## TASK ITEM
Each record beneath this line should be returned exactly as it is.

## INPUT MATERIAL
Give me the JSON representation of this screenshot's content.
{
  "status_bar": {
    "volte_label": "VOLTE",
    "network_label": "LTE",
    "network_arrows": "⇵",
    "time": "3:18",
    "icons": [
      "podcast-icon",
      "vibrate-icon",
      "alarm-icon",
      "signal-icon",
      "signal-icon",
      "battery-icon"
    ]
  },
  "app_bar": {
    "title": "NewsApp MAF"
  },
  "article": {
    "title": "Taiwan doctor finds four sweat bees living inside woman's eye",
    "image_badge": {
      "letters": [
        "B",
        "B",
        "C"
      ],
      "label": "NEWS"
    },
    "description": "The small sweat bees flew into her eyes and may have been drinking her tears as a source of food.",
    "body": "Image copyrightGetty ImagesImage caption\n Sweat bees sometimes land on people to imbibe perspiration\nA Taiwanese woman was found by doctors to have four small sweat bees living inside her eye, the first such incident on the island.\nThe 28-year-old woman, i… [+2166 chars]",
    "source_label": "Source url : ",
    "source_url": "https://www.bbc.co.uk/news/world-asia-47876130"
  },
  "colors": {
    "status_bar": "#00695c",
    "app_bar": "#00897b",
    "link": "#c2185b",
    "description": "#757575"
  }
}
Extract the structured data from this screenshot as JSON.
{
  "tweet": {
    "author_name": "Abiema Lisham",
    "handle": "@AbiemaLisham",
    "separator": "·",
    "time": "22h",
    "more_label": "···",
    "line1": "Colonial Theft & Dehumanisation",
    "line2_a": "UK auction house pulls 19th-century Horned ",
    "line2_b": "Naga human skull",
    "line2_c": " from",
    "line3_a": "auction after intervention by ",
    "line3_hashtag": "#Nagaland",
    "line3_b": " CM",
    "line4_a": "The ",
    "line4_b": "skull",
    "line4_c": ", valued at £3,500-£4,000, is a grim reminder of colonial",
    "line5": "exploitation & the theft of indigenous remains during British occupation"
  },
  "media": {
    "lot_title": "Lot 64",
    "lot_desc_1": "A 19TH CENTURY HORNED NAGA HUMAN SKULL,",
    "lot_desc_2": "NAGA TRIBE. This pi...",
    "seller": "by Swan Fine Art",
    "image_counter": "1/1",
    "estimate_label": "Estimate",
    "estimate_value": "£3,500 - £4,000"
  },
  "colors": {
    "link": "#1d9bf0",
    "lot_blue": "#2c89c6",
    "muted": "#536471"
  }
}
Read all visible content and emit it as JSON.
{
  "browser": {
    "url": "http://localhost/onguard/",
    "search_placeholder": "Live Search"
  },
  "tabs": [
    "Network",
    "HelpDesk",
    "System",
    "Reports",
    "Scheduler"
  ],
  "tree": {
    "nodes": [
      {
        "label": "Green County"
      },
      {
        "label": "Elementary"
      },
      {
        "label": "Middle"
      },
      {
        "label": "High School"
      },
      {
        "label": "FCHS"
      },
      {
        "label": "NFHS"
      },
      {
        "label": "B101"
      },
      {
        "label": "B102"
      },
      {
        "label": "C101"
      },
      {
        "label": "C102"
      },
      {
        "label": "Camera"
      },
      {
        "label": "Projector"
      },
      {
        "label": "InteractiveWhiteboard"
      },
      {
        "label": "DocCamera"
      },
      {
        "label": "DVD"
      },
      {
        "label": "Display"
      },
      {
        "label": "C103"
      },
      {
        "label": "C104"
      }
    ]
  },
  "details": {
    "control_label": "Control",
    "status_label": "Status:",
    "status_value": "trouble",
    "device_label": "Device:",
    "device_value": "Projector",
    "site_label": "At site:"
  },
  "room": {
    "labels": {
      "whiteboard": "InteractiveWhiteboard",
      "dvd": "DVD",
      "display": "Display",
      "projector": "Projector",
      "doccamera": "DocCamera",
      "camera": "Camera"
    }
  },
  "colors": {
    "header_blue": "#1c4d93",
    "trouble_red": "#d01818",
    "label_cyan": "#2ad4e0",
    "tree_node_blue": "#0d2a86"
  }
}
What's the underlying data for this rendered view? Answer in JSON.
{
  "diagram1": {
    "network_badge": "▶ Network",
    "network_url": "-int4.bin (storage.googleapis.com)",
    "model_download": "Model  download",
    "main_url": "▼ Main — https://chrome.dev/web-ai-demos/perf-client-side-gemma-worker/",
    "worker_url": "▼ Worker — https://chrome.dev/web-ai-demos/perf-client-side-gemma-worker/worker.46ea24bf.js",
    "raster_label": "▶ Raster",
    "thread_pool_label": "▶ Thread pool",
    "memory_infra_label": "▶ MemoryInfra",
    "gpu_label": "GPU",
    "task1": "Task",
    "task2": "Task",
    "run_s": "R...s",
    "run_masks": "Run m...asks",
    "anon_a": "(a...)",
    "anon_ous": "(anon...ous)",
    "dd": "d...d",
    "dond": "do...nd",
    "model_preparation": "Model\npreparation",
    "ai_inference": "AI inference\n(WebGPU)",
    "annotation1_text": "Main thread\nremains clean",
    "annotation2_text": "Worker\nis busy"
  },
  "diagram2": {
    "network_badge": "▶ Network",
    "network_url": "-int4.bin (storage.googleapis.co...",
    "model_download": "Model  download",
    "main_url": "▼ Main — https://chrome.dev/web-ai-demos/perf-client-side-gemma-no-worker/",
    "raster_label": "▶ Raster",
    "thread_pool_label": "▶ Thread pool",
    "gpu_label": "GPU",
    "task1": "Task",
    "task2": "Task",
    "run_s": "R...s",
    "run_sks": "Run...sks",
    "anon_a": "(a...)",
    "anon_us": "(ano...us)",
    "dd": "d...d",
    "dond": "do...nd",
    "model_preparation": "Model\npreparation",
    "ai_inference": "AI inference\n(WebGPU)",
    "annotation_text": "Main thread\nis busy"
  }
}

## FINAL ANSWER
Give me the JSON representation of this screenshot's content.
{
  "status_bar": {
    "volte_label": "VOLTE",
    "network_label": "LTE",
    "network_arrows": "⇵",
    "time": "3:18",
    "icons": [
      "podcast-icon",
      "vibrate-icon",
      "alarm-icon",
      "signal-icon",
      "signal-icon",
      "battery-icon"
    ]
  },
  "app_bar": {
    "title": "NewsApp MAF"
  },
  "article": {
    "title": "Taiwan doctor finds four sweat bees living inside woman's eye",
    "image_badge": {
      "letters": [
        "B",
        "B",
        "C"
      ],
      "label": "NEWS"
    },
    "description": "The small sweat bees flew into her eyes and may have been drinking her tears as a source of food.",
    "body": "Image copyrightGetty ImagesImage caption\n Sweat bees sometimes land on people to imbibe perspiration\nA Taiwanese woman was found by doctors to have four small sweat bees living inside her eye, the first such incident on the island.\nThe 28-year-old woman, i… [+2166 chars]",
    "source_label": "Source url : ",
    "source_url": "https://www.bbc.co.uk/news/world-asia-47876130"
  },
  "colors": {
    "status_bar": "#00695c",
    "app_bar": "#00897b",
    "link": "#c2185b",
    "description": "#757575"
  }
}
Extract the structured data from this screenshot as JSON.
{
  "tweet": {
    "author_name": "Abiema Lisham",
    "handle": "@AbiemaLisham",
    "separator": "·",
    "time": "22h",
    "more_label": "···",
    "line1": "Colonial Theft & Dehumanisation",
    "line2_a": "UK auction house pulls 19th-century Horned ",
    "line2_b": "Naga human skull",
    "line2_c": " from",
    "line3_a": "auction after intervention by ",
    "line3_hashtag": "#Nagaland",
    "line3_b": " CM",
    "line4_a": "The ",
    "line4_b": "skull",
    "line4_c": ", valued at £3,500-£4,000, is a grim reminder of colonial",
    "line5": "exploitation & the theft of indigenous remains during British occupation"
  },
  "media": {
    "lot_title": "Lot 64",
    "lot_desc_1": "A 19TH CENTURY HORNED NAGA HUMAN SKULL,",
    "lot_desc_2": "NAGA TRIBE. This pi...",
    "seller": "by Swan Fine Art",
    "image_counter": "1/1",
    "estimate_label": "Estimate",
    "estimate_value": "£3,500 - £4,000"
  },
  "colors": {
    "link": "#1d9bf0",
    "lot_blue": "#2c89c6",
    "muted": "#536471"
  }
}
Read all visible content and emit it as JSON.
{
  "browser": {
    "url": "http://localhost/onguard/",
    "search_placeholder": "Live Search"
  },
  "tabs": [
    "Network",
    "HelpDesk",
    "System",
    "Reports",
    "Scheduler"
  ],
  "tree": {
    "nodes": [
      {
        "label": "Green County"
      },
      {
        "label": "Elementary"
      },
      {
        "label": "Middle"
      },
      {
        "label": "High School"
      },
      {
        "label": "FCHS"
      },
      {
        "label": "NFHS"
      },
      {
        "label": "B101"
      },
      {
        "label": "B102"
      },
      {
        "label": "C101"
      },
      {
        "label": "C102"
      },
      {
        "label": "Camera"
      },
      {
        "label": "Projector"
      },
      {
        "label": "InteractiveWhiteboard"
      },
      {
        "label": "DocCamera"
      },
      {
        "label": "DVD"
      },
      {
        "label": "Display"
      },
      {
        "label": "C103"
      },
      {
        "label": "C104"
      }
    ]
  },
  "details": {
    "control_label": "Control",
    "status_label": "Status:",
    "status_value": "trouble",
    "device_label": "Device:",
    "device_value": "Projector",
    "site_label": "At site:"
  },
  "room": {
    "labels": {
      "whiteboard": "InteractiveWhiteboard",
      "dvd": "DVD",
      "display": "Display",
      "projector": "Projector",
      "doccamera": "DocCamera",
      "camera": "Camera"
    }
  },
  "colors": {
    "header_blue": "#1c4d93",
    "trouble_red": "#d01818",
    "label_cyan": "#2ad4e0",
    "tree_node_blue": "#0d2a86"
  }
}
What's the underlying data for this rendered view? Answer in JSON.
{
  "diagram1": {
    "network_badge": "▶ Network",
    "network_url": "-int4.bin (storage.googleapis.com)",
    "model_download": "Model  download",
    "main_url": "▼ Main — https://chrome.dev/web-ai-demos/perf-client-side-gemma-worker/",
    "worker_url": "▼ Worker — https://chrome.dev/web-ai-demos/perf-client-side-gemma-worker/worker.46ea24bf.js",
    "raster_label": "▶ Raster",
    "thread_pool_label": "▶ Thread pool",
    "memory_infra_label": "▶ MemoryInfra",
    "gpu_label": "GPU",
    "task1": "Task",
    "task2": "Task",
    "run_s": "R...s",
    "run_masks": "Run m...asks",
    "anon_a": "(a...)",
    "anon_ous": "(anon...ous)",
    "dd": "d...d",
    "dond": "do...nd",
    "model_preparation": "Model\npreparation",
    "ai_inference": "AI inference\n(WebGPU)",
    "annotation1_text": "Main thread\nremains clean",
    "annotation2_text": "Worker\nis busy"
  },
  "diagram2": {
    "network_badge": "▶ Network",
    "network_url": "-int4.bin (storage.googleapis.co...",
    "model_download": "Model  download",
    "main_url": "▼ Main — https://chrome.dev/web-ai-demos/perf-client-side-gemma-no-worker/",
    "raster_label": "▶ Raster",
    "thread_pool_label": "▶ Thread pool",
    "gpu_label": "GPU",
    "task1": "Task",
    "task2": "Task",
    "run_s": "R...s",
    "run_sks": "Run...sks",
    "anon_a": "(a...)",
    "anon_us": "(ano...us)",
    "dd": "d...d",
    "dond": "do...nd",
    "model_preparation": "Model\npreparation",
    "ai_inference": "AI inference\n(WebGPU)",
    "annotation_text": "Main thread\nis busy"
  }
}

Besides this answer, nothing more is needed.